RECORDS TO PROCESS section start

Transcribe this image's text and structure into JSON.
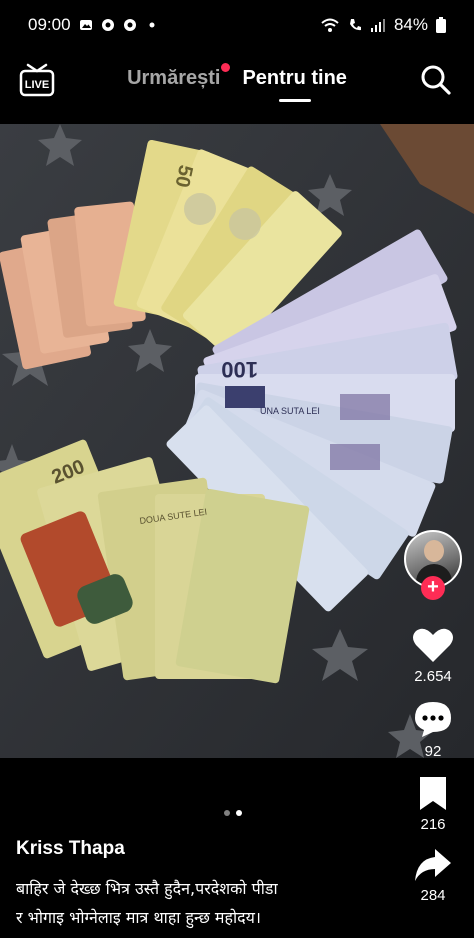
{
  "status_bar": {
    "time": "09:00",
    "battery": "84%"
  },
  "top_nav": {
    "tabs": [
      {
        "label": "Urmărești",
        "active": false,
        "has_dot": true
      },
      {
        "label": "Pentru tine",
        "active": true
      }
    ],
    "live_label": "LIVE"
  },
  "video": {
    "banknote_labels": [
      "UNA SUTA LEI",
      "100",
      "50",
      "200",
      "DOUA SUTE LEI"
    ]
  },
  "caption": {
    "author": "Kriss Thapa",
    "text_line1": "बाहिर जे देख्छ भित्र उस्तै हुदैन,परदेशको पीडा",
    "text_line2": "र भोगाइ भोग्नेलाइ मात्र थाहा हुन्छ महोदय।"
  },
  "actions": {
    "likes": "2.654",
    "comments": "92",
    "saves": "216",
    "shares": "284"
  },
  "colors": {
    "accent": "#fe2c55",
    "background": "#000000"
  }
}
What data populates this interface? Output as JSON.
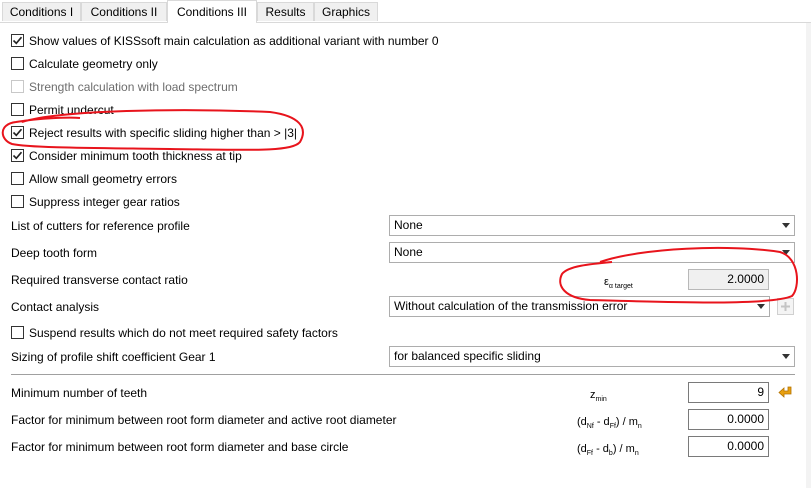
{
  "tabs": [
    {
      "label": "Conditions I",
      "active": false
    },
    {
      "label": "Conditions II",
      "active": false
    },
    {
      "label": "Conditions III",
      "active": true
    },
    {
      "label": "Results",
      "active": false
    },
    {
      "label": "Graphics",
      "active": false
    }
  ],
  "checkboxes": {
    "show_values": {
      "label": "Show values of KISSsoft main calculation as additional variant with number 0",
      "checked": true
    },
    "calc_geometry": {
      "label": "Calculate geometry only",
      "checked": false
    },
    "strength_spectrum": {
      "label": "Strength calculation with load spectrum",
      "checked": false,
      "disabled": true
    },
    "permit_undercut": {
      "label": "Permit undercut",
      "checked": false
    },
    "reject_sliding": {
      "label": "Reject results with specific sliding higher than > |3|",
      "checked": true
    },
    "min_tooth_thickness": {
      "label": "Consider minimum tooth thickness at tip",
      "checked": true
    },
    "small_geometry_errors": {
      "label": "Allow small geometry errors",
      "checked": false
    },
    "suppress_integer": {
      "label": "Suppress integer gear ratios",
      "checked": false
    },
    "suspend_results": {
      "label": "Suspend results which do not meet required safety factors",
      "checked": false
    }
  },
  "fields": {
    "cutters": {
      "label": "List of cutters for reference profile",
      "value": "None"
    },
    "deep_tooth": {
      "label": "Deep tooth form",
      "value": "None"
    },
    "contact_ratio": {
      "label": "Required transverse contact ratio",
      "symbol": "ε",
      "symbol_sub": "α target",
      "value": "2.0000"
    },
    "contact_analysis": {
      "label": "Contact analysis",
      "value": "Without calculation of the transmission error"
    },
    "sizing_shift": {
      "label": "Sizing of profile shift coefficient Gear 1",
      "value": "for balanced specific sliding"
    },
    "min_teeth": {
      "label": "Minimum number of teeth",
      "symbol": "z",
      "symbol_sub": "min",
      "value": "9"
    },
    "factor_active_root": {
      "label": "Factor for minimum between root form diameter and active root diameter",
      "symbol_a": "(d",
      "sub_a": "Nf",
      "symbol_b": " - d",
      "sub_b": "Ff",
      "symbol_c": ") / m",
      "sub_c": "n",
      "value": "0.0000"
    },
    "factor_base_circle": {
      "label": "Factor for minimum between root form diameter and base circle",
      "symbol_a": "(d",
      "sub_a": "Ff",
      "symbol_b": " - d",
      "sub_b": "b",
      "symbol_c": ") / m",
      "sub_c": "n",
      "value": "0.0000"
    }
  },
  "colors": {
    "annotation": "#e8141c",
    "accent_arrow": "#e8a010",
    "check": "#222222"
  },
  "icons": {
    "checkmark": "check-icon",
    "dropdown": "chevron-down-icon",
    "import": "arrow-left-icon",
    "plus": "plus-icon"
  }
}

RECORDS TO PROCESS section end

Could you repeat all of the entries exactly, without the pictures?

● **FINISHED EXERCISE**
Transcribe this image's text and structure into JSON.
{
  "status_bar": {
    "time": "09:00",
    "battery": "84%"
  },
  "top_nav": {
    "tabs": [
      {
        "label": "Urmărești",
        "active": false,
        "has_dot": true
      },
      {
        "label": "Pentru tine",
        "active": true
      }
    ],
    "live_label": "LIVE"
  },
  "video": {
    "banknote_labels": [
      "UNA SUTA LEI",
      "100",
      "50",
      "200",
      "DOUA SUTE LEI"
    ]
  },
  "caption": {
    "author": "Kriss Thapa",
    "text_line1": "बाहिर जे देख्छ भित्र उस्तै हुदैन,परदेशको पीडा",
    "text_line2": "र भोगाइ भोग्नेलाइ मात्र थाहा हुन्छ महोदय।"
  },
  "actions": {
    "likes": "2.654",
    "comments": "92",
    "saves": "216",
    "shares": "284"
  },
  "colors": {
    "accent": "#fe2c55",
    "background": "#000000"
  }
}
What data populates this interface? Output as JSON.
{
  "tabs": [
    {
      "label": "Conditions I",
      "active": false
    },
    {
      "label": "Conditions II",
      "active": false
    },
    {
      "label": "Conditions III",
      "active": true
    },
    {
      "label": "Results",
      "active": false
    },
    {
      "label": "Graphics",
      "active": false
    }
  ],
  "checkboxes": {
    "show_values": {
      "label": "Show values of KISSsoft main calculation as additional variant with number 0",
      "checked": true
    },
    "calc_geometry": {
      "label": "Calculate geometry only",
      "checked": false
    },
    "strength_spectrum": {
      "label": "Strength calculation with load spectrum",
      "checked": false,
      "disabled": true
    },
    "permit_undercut": {
      "label": "Permit undercut",
      "checked": false
    },
    "reject_sliding": {
      "label": "Reject results with specific sliding higher than > |3|",
      "checked": true
    },
    "min_tooth_thickness": {
      "label": "Consider minimum tooth thickness at tip",
      "checked": true
    },
    "small_geometry_errors": {
      "label": "Allow small geometry errors",
      "checked": false
    },
    "suppress_integer": {
      "label": "Suppress integer gear ratios",
      "checked": false
    },
    "suspend_results": {
      "label": "Suspend results which do not meet required safety factors",
      "checked": false
    }
  },
  "fields": {
    "cutters": {
      "label": "List of cutters for reference profile",
      "value": "None"
    },
    "deep_tooth": {
      "label": "Deep tooth form",
      "value": "None"
    },
    "contact_ratio": {
      "label": "Required transverse contact ratio",
      "symbol": "ε",
      "symbol_sub": "α target",
      "value": "2.0000"
    },
    "contact_analysis": {
      "label": "Contact analysis",
      "value": "Without calculation of the transmission error"
    },
    "sizing_shift": {
      "label": "Sizing of profile shift coefficient Gear 1",
      "value": "for balanced specific sliding"
    },
    "min_teeth": {
      "label": "Minimum number of teeth",
      "symbol": "z",
      "symbol_sub": "min",
      "value": "9"
    },
    "factor_active_root": {
      "label": "Factor for minimum between root form diameter and active root diameter",
      "symbol_a": "(d",
      "sub_a": "Nf",
      "symbol_b": " - d",
      "sub_b": "Ff",
      "symbol_c": ") / m",
      "sub_c": "n",
      "value": "0.0000"
    },
    "factor_base_circle": {
      "label": "Factor for minimum between root form diameter and base circle",
      "symbol_a": "(d",
      "sub_a": "Ff",
      "symbol_b": " - d",
      "sub_b": "b",
      "symbol_c": ") / m",
      "sub_c": "n",
      "value": "0.0000"
    }
  },
  "colors": {
    "annotation": "#e8141c",
    "accent_arrow": "#e8a010",
    "check": "#222222"
  },
  "icons": {
    "checkmark": "check-icon",
    "dropdown": "chevron-down-icon",
    "import": "arrow-left-icon",
    "plus": "plus-icon"
  }
}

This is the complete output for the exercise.